Ok, so probably that isn't a word. But, to just say, "slow cooking" isn't quite accurate enough. I mean, you can cook slowly in the oven, but in my case, I used the slow cooker. So, slow cookering. :)
I have owned a slow cooker (or we have owned) for probably 30 or more years. Way back when I bought a Crock Pot for my husband. He wanted one for - well, to cook with. I can't say as I recall him ever actually using it - maybe, *MAYBE* once, when he made chili. But I could be misremembering that... I know that I used it when making chili.
I think, honestly, that I've used that particular slow cooker more often for making home made baked beans. The actual crock part comes out for "easy cleaning", which also makes it quite handy to use as a bean pot. :)
Some years later, a relative gave us a slow cooker for Christmas. It didn't last long, before the element burnt out, and it wouldn't heat up. It was a sealed all-in-one unit...which I took apart, so I could use the crock part. Unfortunately, though, it has a plastic lid, so it is only partly useful. Until its death, I did use it a few times, to transport chili or stew (and one time, mashed potatoes) to potluck dinners. I also used it for keeping soup and/or sauces warm at dinner parties. When it died, I realized that it was a good thing to own two slow cookers, so requested one for Christmas. A more modern version of a removable crock. Larger than the first one, too. And, one time, while browsing at Superstore, discovered a very affordable slightly smaller slow cooker. It, too, has a removable crock. It also came with a nice large rubber o-ring, that wraps around notches in the handle then goes across the (glass) lid to the other handle, to lock it down for transport to potlucks. It has done its fair share of chili, too.

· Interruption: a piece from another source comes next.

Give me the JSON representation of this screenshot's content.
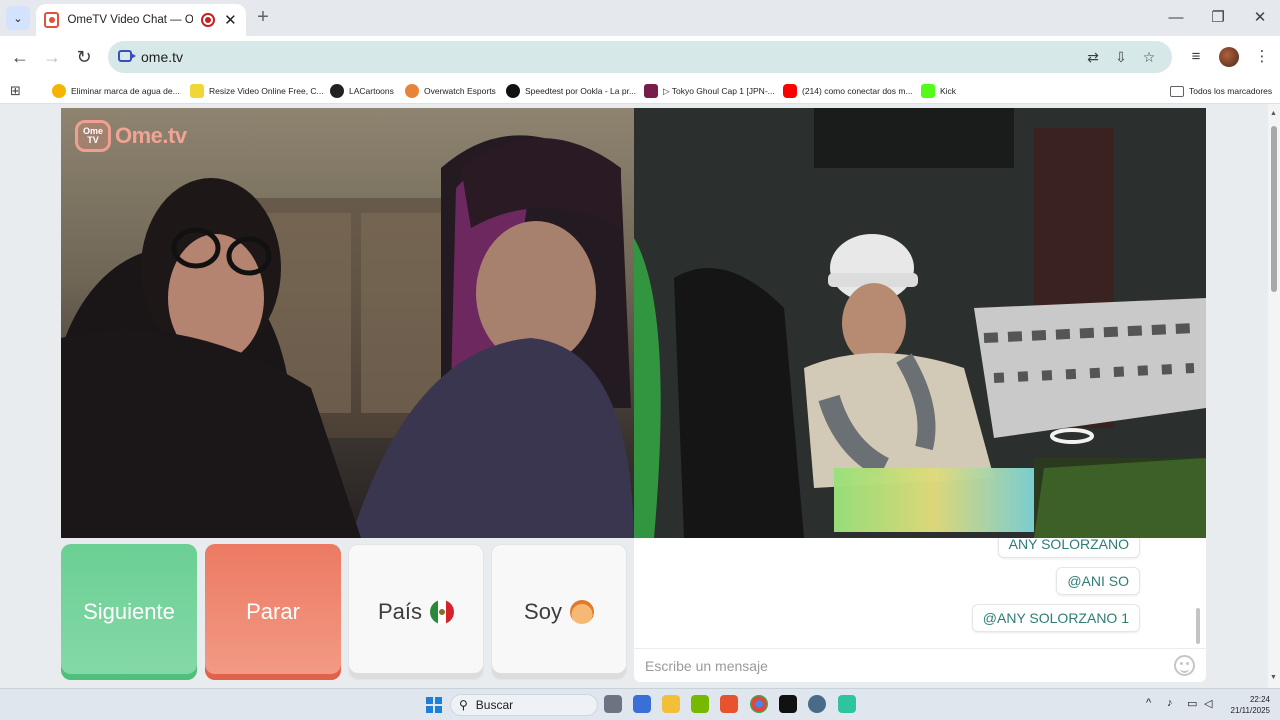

See a pattern forming? I own three slow cookers, but I don't do any real cooking in them. I decided a year or so ago, that it was time for a change. I have been checking recipe books at the library, at thrift stores, and I've been searching the internet for some. But I never really did anything more than keeping chili or stew warm without burning. Until yesterday.
I finally got brave. I took a chicken out of the freezer yesterday morning, gave it a quick three minutes on defrost in the microwave to make it easier to get out of the wrapping, then I seasoned it with a couple different seasoning mixes, dropped it into the cooker, poured in some chicken stock, dropped a glop of butter on top, and let 'er go.
Slow cooker roasted chicken.
At the end, while I made gravy, I put the chicken on a cookie sheet and stuck it under the broiler for a few minutes to crisp up the skin.
When cutting some, my husband said the meat was dry - which made me concerned I over-did the broiling. As soon as he put the first bite in his mouth, though, he admitted he was wrong, and that the chicken was indeed moist and tender :) I think he was fooled when the meat was falling apart instead of being easy to slice!
Anyway - here's the slightly more detailed (only slightly, as some things I never really measure) "recipe".
Turn slow cooker on high to pre-warm, while seasoning chicken.
Small whole chicken, still frozen (roughly 5 pounds- I buy the whole chickens in a bag from Superstore, that work out to about three chickens in a bag for about $20, or 2 for around $15, so about a $6 chicken)
Seasoning to taste: I shook on some "Keg Steak Seasoning" and some "Club House Smoked Applewood" seasoning. I also chopped four small cloves of garlic, and dropped them in on top of the chicken.
Add butter (depending on how "fatty" your chicken is - if you use that "DunnRite" brand, I wouldn't add any extra fat; in fact, I would thaw the chicken, and remove the excess fat that is always in there. I have never had such nasty greasy chicken as I have from that brand!) to taste, placing it on top of the breast. In my case, I wanted to wash the butter dish, so I ended up using about a quarter cup. It seemed to be just about right, though. Pour one cup of (home made) chicken stock into the bottom of the cooker. Place lid on, and allow to cook on high for several hours. I started the chicken from frozen between 10 and 11 am.
After four to five hours (I did it around 3 pm) ladle off the excess liquid, reserving it for gravy. Continue cooking the chicken until it starts to brown, and begins to "slouch". (touching the chicken with the ladle knocked one wing loose; the legs soon slipped down from the body). Reduce heat to low/warm.
When ready to serve, remove from cooker, and place on baking sheet, place under broiler in oven for five to ten minutes, to crisp up and further brown the skin. Serve.
To go with it, I made rice, steamed green and yellow beans from the garden (a gift from a dear friend's garden) and the gravy - I poured off the layer of fat into a pot, added flour to make a kind of "roux", then added the rest of the juices from the chicken. Whisked it in, added a little bit of salt to taste (I don't cook meat with salt anymore; I learned it dries it out fast!!) and cooked until thickened. Gravy on rice sounds strange, at least to me, but it sure tasted good!! :)
And one of these days, I'll remember to take pictures of the food!! Before it becomes a pile of leftovers on the serving dish or in the pot... ;). We don't get so formal as to use the fancy serving bowls and platters for just the two of us; it is usually just help your self from the cooking pots ;)